WORK ITEM:
All lines of the entries with "JSON" in them must be listed.

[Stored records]
****

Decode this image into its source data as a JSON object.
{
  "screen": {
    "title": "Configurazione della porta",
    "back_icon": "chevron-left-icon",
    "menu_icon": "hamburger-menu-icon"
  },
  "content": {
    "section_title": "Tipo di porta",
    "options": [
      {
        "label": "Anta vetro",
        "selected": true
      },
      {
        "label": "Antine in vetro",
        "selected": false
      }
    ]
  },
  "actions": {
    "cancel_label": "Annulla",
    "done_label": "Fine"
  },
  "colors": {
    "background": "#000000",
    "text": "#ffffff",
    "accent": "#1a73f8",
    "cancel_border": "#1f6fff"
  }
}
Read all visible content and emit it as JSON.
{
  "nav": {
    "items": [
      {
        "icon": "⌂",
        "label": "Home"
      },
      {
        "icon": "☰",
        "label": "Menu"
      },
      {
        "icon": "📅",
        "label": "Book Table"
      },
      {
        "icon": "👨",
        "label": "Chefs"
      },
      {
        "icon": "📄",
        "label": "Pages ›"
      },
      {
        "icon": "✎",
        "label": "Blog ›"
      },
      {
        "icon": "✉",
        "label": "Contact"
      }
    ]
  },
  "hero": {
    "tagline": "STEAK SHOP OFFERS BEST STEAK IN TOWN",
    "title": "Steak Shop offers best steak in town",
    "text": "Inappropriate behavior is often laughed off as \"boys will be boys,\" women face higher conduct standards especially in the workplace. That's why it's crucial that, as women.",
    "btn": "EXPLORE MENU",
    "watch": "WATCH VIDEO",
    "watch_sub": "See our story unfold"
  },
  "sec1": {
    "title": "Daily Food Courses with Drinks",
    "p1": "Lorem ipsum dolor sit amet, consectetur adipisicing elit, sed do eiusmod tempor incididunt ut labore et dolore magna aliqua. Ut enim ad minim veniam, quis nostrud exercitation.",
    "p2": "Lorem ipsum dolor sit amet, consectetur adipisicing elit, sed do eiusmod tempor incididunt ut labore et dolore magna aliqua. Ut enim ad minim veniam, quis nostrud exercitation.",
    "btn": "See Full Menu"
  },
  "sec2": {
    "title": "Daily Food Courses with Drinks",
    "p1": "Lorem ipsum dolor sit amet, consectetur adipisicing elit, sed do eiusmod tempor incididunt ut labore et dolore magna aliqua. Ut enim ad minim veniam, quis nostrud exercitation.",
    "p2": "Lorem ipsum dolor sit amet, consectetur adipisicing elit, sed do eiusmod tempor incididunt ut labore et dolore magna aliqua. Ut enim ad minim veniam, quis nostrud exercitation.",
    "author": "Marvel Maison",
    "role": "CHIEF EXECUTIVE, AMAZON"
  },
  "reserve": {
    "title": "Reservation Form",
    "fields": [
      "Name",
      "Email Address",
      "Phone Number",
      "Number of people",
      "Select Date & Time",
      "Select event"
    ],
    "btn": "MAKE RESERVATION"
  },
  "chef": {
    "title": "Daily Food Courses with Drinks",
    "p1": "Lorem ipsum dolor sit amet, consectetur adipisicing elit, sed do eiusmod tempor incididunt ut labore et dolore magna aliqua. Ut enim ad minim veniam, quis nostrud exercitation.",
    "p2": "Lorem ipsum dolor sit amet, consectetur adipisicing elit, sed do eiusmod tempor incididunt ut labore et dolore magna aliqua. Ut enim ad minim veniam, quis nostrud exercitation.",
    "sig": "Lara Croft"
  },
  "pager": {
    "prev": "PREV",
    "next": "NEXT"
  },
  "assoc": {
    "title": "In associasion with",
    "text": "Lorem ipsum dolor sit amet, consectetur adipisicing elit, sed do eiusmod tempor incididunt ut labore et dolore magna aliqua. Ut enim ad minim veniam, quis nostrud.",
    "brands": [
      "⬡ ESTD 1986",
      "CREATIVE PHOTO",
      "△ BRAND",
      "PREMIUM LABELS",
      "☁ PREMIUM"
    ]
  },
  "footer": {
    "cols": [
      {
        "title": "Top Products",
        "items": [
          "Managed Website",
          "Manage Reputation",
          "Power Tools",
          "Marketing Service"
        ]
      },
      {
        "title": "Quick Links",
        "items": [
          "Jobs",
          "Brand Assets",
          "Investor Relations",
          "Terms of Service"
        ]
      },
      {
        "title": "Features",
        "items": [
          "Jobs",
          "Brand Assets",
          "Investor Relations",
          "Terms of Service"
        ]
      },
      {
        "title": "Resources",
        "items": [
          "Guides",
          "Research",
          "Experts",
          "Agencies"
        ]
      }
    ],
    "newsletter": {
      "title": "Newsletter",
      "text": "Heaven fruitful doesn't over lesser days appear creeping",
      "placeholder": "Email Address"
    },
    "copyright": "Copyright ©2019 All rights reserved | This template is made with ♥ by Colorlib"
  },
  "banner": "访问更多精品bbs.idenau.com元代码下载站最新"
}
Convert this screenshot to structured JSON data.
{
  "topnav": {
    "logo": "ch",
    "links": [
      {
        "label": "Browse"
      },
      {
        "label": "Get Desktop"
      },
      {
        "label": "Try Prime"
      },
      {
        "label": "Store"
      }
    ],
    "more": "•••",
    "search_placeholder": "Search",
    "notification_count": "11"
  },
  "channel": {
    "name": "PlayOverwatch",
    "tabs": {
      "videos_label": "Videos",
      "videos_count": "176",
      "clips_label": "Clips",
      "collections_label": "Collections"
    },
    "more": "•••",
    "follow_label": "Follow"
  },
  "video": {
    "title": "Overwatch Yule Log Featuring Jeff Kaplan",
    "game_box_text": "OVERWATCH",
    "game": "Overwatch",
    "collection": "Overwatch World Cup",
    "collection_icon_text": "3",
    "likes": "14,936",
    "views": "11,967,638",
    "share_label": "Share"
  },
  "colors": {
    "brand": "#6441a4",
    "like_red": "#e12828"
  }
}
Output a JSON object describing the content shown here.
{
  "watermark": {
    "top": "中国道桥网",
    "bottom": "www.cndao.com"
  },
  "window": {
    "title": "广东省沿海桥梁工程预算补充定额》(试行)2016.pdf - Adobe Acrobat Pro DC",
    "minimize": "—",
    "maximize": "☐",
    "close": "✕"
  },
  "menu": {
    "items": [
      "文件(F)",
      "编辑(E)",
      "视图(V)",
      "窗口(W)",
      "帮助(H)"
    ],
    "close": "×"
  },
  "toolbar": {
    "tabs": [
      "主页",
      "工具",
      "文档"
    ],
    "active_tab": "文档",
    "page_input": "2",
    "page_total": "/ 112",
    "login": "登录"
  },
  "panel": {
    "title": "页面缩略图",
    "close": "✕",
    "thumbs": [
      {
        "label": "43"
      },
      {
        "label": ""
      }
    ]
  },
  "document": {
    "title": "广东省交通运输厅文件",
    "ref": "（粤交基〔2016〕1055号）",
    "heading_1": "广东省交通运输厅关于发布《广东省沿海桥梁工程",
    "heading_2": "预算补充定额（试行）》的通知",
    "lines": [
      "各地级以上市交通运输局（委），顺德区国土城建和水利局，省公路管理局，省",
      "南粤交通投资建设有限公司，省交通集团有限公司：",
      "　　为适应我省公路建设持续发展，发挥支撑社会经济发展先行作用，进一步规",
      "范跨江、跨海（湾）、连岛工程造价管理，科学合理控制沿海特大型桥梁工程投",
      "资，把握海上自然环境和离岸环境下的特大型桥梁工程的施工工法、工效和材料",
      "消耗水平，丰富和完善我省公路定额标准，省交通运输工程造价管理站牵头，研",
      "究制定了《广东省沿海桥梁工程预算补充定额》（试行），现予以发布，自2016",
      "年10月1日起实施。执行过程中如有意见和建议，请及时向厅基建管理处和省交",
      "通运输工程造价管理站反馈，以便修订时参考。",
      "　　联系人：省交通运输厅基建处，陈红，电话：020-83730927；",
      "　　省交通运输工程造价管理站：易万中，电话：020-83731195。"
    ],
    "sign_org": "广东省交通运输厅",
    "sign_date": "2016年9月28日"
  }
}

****

SOLUTION:
Decode this image into its source data as a JSON object.
Read all visible content and emit it as JSON.
Convert this screenshot to structured JSON data.
Output a JSON object describing the content shown here.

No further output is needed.